The data presented in this Spotlight on Statistics are from the Current Population Survey (CPS). The CPS is a survey of about 60,000 households that provides data on employment and unemployment for the nation’s civilian noninstitutional population ages 16 years and older.

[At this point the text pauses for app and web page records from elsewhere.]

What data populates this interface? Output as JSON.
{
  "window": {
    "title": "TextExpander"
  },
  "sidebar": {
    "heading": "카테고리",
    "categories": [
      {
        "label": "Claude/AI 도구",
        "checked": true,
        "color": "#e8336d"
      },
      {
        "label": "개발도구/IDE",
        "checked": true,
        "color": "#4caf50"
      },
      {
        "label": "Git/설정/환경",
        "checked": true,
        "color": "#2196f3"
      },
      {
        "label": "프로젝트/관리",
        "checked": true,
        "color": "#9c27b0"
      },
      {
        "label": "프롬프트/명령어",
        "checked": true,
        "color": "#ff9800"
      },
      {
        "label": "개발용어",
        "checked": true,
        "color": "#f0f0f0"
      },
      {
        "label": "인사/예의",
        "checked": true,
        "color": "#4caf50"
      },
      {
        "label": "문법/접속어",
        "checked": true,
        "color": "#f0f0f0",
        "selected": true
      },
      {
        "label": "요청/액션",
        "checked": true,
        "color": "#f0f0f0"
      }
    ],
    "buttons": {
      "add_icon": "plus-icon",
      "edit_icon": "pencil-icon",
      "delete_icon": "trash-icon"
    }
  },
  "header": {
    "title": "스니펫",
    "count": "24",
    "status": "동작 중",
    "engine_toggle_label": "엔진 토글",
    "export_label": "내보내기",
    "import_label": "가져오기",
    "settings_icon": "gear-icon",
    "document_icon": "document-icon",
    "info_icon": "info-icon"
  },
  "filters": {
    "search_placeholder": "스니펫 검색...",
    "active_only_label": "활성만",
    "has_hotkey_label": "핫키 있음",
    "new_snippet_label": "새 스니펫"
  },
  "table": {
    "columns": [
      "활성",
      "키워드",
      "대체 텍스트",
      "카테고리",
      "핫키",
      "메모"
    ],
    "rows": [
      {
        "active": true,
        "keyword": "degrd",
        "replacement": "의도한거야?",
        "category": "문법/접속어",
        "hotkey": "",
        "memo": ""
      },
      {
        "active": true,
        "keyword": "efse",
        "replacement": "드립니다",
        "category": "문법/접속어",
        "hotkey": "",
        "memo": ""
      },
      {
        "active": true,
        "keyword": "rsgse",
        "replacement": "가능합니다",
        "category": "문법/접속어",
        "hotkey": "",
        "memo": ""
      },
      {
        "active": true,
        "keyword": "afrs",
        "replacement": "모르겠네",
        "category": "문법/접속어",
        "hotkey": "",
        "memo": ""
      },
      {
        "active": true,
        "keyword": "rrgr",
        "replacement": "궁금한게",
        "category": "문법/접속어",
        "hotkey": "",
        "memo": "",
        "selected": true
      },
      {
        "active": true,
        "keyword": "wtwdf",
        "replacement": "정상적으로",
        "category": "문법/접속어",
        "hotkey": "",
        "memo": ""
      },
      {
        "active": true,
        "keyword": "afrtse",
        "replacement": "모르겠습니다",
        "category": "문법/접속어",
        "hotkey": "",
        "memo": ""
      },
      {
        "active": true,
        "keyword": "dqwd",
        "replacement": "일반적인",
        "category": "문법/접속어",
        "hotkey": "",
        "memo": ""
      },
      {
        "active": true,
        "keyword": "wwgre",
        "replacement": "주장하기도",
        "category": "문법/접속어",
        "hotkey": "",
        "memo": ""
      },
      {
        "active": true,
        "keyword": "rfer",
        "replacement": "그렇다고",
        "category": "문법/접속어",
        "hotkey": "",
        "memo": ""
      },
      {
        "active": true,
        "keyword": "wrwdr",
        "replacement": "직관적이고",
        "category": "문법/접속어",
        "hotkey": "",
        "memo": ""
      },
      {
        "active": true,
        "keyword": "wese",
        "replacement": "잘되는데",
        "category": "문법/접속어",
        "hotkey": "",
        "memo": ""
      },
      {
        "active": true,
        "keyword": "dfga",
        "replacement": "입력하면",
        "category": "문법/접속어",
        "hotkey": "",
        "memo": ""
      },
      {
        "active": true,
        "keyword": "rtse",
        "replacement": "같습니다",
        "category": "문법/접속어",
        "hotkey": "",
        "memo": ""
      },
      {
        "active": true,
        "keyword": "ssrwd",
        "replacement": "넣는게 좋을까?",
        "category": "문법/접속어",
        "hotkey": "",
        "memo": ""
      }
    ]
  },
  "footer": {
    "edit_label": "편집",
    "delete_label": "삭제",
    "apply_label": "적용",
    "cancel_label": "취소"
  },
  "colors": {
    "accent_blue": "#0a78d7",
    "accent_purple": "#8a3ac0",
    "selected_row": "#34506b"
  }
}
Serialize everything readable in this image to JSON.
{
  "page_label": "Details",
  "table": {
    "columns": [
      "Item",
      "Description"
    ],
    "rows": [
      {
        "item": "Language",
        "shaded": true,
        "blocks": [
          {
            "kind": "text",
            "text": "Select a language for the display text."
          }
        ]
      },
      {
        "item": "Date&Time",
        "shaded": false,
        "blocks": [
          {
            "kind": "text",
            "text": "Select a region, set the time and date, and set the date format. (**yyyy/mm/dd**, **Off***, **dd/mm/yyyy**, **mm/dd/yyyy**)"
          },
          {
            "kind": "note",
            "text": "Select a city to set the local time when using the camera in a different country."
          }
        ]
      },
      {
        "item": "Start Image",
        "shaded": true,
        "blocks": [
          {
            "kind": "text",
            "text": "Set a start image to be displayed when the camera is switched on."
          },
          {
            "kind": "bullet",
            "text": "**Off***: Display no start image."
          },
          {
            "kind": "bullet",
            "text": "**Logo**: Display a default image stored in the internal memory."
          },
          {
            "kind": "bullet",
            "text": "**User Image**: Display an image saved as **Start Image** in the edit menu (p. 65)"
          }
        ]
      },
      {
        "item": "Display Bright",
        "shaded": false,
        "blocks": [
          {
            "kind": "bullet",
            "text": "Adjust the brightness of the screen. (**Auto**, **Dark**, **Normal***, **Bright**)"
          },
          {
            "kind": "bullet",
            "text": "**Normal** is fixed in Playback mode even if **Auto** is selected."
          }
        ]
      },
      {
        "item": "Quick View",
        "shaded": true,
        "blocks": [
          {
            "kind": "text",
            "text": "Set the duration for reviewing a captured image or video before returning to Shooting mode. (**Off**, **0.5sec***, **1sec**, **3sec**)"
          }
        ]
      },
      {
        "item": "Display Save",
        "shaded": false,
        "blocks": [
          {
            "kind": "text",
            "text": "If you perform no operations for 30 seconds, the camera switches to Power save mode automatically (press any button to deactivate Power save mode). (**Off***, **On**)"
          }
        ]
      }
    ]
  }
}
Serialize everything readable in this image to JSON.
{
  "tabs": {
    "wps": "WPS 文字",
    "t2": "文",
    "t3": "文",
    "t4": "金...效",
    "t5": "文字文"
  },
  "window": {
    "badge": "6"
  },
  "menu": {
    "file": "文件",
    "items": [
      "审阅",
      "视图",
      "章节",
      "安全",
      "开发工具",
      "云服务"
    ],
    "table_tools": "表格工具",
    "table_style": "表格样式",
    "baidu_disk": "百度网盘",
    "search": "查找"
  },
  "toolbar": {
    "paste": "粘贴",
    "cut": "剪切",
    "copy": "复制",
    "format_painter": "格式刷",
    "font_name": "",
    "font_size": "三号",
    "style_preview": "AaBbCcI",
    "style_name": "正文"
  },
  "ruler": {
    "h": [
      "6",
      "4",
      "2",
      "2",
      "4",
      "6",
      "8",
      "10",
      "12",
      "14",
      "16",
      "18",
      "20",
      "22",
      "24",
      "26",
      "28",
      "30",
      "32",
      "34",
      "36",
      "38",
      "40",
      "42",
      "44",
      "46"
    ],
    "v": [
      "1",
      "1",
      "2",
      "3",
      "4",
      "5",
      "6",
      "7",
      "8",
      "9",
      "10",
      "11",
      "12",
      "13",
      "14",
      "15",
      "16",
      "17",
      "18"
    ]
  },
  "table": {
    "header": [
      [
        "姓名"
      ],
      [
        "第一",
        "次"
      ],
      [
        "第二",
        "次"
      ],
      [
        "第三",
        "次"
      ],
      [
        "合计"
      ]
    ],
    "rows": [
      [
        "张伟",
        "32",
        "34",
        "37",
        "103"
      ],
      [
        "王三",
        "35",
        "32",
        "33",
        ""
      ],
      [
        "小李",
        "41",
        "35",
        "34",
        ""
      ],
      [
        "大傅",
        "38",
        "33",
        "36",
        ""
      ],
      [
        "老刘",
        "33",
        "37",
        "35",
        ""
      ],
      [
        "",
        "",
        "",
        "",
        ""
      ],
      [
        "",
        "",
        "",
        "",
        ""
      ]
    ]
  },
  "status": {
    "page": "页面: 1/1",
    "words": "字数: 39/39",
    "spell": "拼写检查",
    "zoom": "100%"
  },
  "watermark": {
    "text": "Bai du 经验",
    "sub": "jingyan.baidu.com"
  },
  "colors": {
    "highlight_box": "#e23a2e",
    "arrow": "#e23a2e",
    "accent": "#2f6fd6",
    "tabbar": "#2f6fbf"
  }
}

The analysis in this Spotlight on Statistics article uses second quarter not seasonally adjusted data for 2019, 2020, and 2021 to compare the same quarter prior to the pandemic, during the pandemic-related recession, and one year into the pandemic. All percent changes discussed are relative to the second quarter of 2019, when total employment was 157.2 million. That is, they are presented as the percent change in the number of employed people from the pre-pandemic level in the second quarter of 2019. For example, in the second quarter of 2020, employment was 12.3 percent lower than the previous year, which represents the change from pre-pandemic employment levels to pandemic-era lows. In the second quarter of 2021, employment was 3.5 percent lower than in 2019; this represents the difference between pre-pandemic employment levels and employment levels as economic activity began to resume. That is, just how far below pre-pandemic levels employment remained a year after the pandemic began. For simplicity, this article uses just the year, instead of the quarter and year, when discussing changes.